For those of us that live somewhere in between poverty and riches, our lives are much more complicated. Should I buy that TV or give some money to the Church? The ultimate lesson from the gospel over the last two days is not that material possessions are bad and that rich people don’t go to heaven. Rather, we need to have the right balance and know what is really important. The question is, are we detached enough to recognize when something is more important than material wealth? Is there anything in this world that is keeping us from having our eyes fixed on the world to come? May God teach us to judge wisely the things of earth and to love the things of heaven.

Homily 12 – Monday of the 20th Week in Ordinary Time

Posted: August 17th, 2009, by Fr. Shawn P. Tunink

The Sadness of Being Ordinary

When the Israelites finally enter the promised land, their mission was to be an example to the pagan people they encounter (or else, in some scriptures, kill them all less they become a temptation). They are supposed to show them the worship of the true God. However, they soon give in to the temptation that keeps so many from achieving the greatness to which they are called; they decide that it is easier to just be like everyone else. They start worshiping false gods and sacrificing even their children to idols. They give up their identity as God’s chosen people to be just ordinary.
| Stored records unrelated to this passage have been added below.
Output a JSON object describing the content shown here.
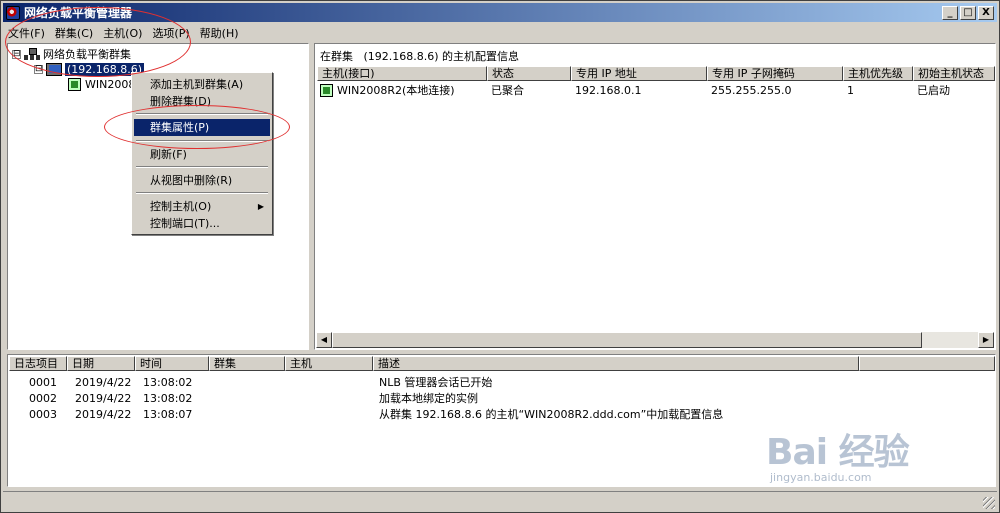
{
  "window": {
    "title": "网络负载平衡管理器",
    "minimize": "_",
    "maximize": "□",
    "close": "X"
  },
  "menu": [
    "文件(F)",
    "群集(C)",
    "主机(O)",
    "选项(P)",
    "帮助(H)"
  ],
  "tree": {
    "root_label": "网络负载平衡群集",
    "root_expander": "⊟",
    "cluster_label": "(192.168.8.6)",
    "cluster_expander": "⊟",
    "host_label": "WIN2008"
  },
  "context_menu": {
    "items": [
      {
        "label": "添加主机到群集(A)"
      },
      {
        "label": "删除群集(D)"
      },
      {
        "label": "群集属性(P)"
      },
      {
        "label": "刷新(F)"
      },
      {
        "label": "从视图中删除(R)"
      },
      {
        "label": "控制主机(O)",
        "submenu_arrow": "▶"
      },
      {
        "label": "控制端口(T)..."
      }
    ]
  },
  "right_pane": {
    "caption": "在群集   (192.168.8.6) 的主机配置信息",
    "columns": [
      "主机(接口)",
      "状态",
      "专用 IP 地址",
      "专用 IP 子网掩码",
      "主机优先级",
      "初始主机状态"
    ],
    "rows": [
      [
        "WIN2008R2(本地连接)",
        "已聚合",
        "192.168.0.1",
        "255.255.255.0",
        "1",
        "已启动"
      ]
    ],
    "scroll_left": "◀",
    "scroll_right": "▶"
  },
  "log": {
    "columns": [
      "日志项目",
      "日期",
      "时间",
      "群集",
      "主机",
      "描述"
    ],
    "rows": [
      [
        "0001",
        "2019/4/22",
        "13:08:02",
        "",
        "",
        "NLB 管理器会话已开始"
      ],
      [
        "0002",
        "2019/4/22",
        "13:08:02",
        "",
        "",
        "加载本地绑定的实例"
      ],
      [
        "0003",
        "2019/4/22",
        "13:08:07",
        "",
        "",
        "从群集 192.168.8.6 的主机“WIN2008R2.ddd.com”中加载配置信息"
      ]
    ]
  },
  "watermark": {
    "logo": "Bai  经验",
    "url": "jingyan.baidu.com"
  },
  "colors": {
    "title_bar": "#0a246a",
    "selection": "#0a246a",
    "face": "#d4d0c8",
    "annotation": "#e03030"
  }
}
This is one of the greatest temptations that afflicts the Church to this day. Not long ago, you could tell who was Catholic apart from the rest. We had a unique identity. Now, in so many ways, Catholics are “just like every body else.” Abortion, contraception, divorce…Catholics are almost indistinguishable now from the general population. We’ve given up our special mission to be salt and light and to convert the world and have instead allowed the world to convert us. The rich young man in the gospel today is given the special call to follow Jesus if he will only detach himself from the worldly ways represented by his possessions. Unfortunately, he says no to Jesus’ invitation and goes away sad. Will we continue to try to be just ordinary, like everyone else? What will be our answer to Jesus’ invitation?
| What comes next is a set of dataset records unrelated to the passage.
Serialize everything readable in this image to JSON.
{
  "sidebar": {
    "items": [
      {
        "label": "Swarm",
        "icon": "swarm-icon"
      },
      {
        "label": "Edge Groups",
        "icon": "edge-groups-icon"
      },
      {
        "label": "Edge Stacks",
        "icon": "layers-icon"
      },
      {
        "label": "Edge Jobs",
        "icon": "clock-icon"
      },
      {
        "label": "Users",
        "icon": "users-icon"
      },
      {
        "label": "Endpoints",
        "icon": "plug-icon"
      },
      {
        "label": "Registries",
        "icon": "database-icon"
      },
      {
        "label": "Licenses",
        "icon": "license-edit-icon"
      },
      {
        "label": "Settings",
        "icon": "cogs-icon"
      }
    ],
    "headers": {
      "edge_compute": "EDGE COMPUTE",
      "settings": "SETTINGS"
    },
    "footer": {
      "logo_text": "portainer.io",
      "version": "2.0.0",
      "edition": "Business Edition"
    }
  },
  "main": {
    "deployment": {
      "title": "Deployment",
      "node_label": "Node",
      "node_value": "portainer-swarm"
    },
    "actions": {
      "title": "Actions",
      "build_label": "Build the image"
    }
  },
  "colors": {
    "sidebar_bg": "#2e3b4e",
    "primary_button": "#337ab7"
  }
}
Homily 11 – 20th Sunday in Ordinary Time

Posted: August 16th, 2009, by Fr. Shawn P. Tunink

How can this man give us his flesh to eat?

In today’s gospel, Jesus commands us to eat his body and drink his blood. He tells us that his flesh is true food and his blood is true drink. This seems to be such a strange teaching. We often ask, as those in the gospel did, “How can this man give us his flesh to eat?” Perhaps a better question to consider first is, “Why would Jesus give us his flesh to eat?” Jesus tells us in the gospel that he wants to “remain” in us and wants us to “remain” in him. Jesus wants to be as close to us as possible! It is important to remember that we are not purely spiritual beings, but rather we are body and soul. We experience the world through our bodies as part of who we are. If Jesus wants to remain with us, he can’t do this in some purely spiritual and abstract way. Rather he remains with us in a way that is tangible to our body and our soul. If Jesus wants to be as close to us as possible, what could be closer than the very food we eat that becomes part of us?
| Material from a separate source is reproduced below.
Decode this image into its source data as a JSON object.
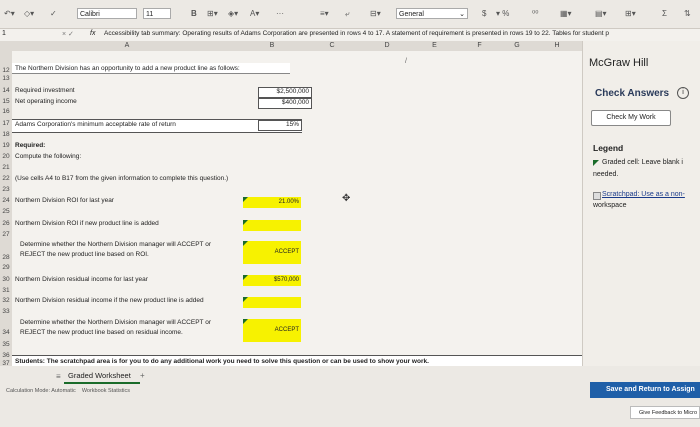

This is why Jesus gives us his flesh to eat, but the question “how?” remains a difficult one. It is indeed a mystery, yet we need some language to talk about it. The Church has found use in the philosophical term “transubstantiation.” Simply put, it means that the appearances of bread and wine, the “accidents”, remain but the thing itself, the “substance”, is changed into the body and blood of Christ. If that helps…great, but you don’t have to be a philosopher to understand the Eucharist. Before the consecration we have normal bread and wine on the altar. When the priest in the name of Jesus says “This is my body” and “This is my blood” we now have the body and blood of Christ really present. Only the appearances of bread and wine remain. It is a great mystery, but ultimately we believe it because Jesus said it and we trust him. He loves us so much that he wants to be as close to us possible, even becoming our very food. Blessed be Jesus in the Most Holy Sacrament of the altar.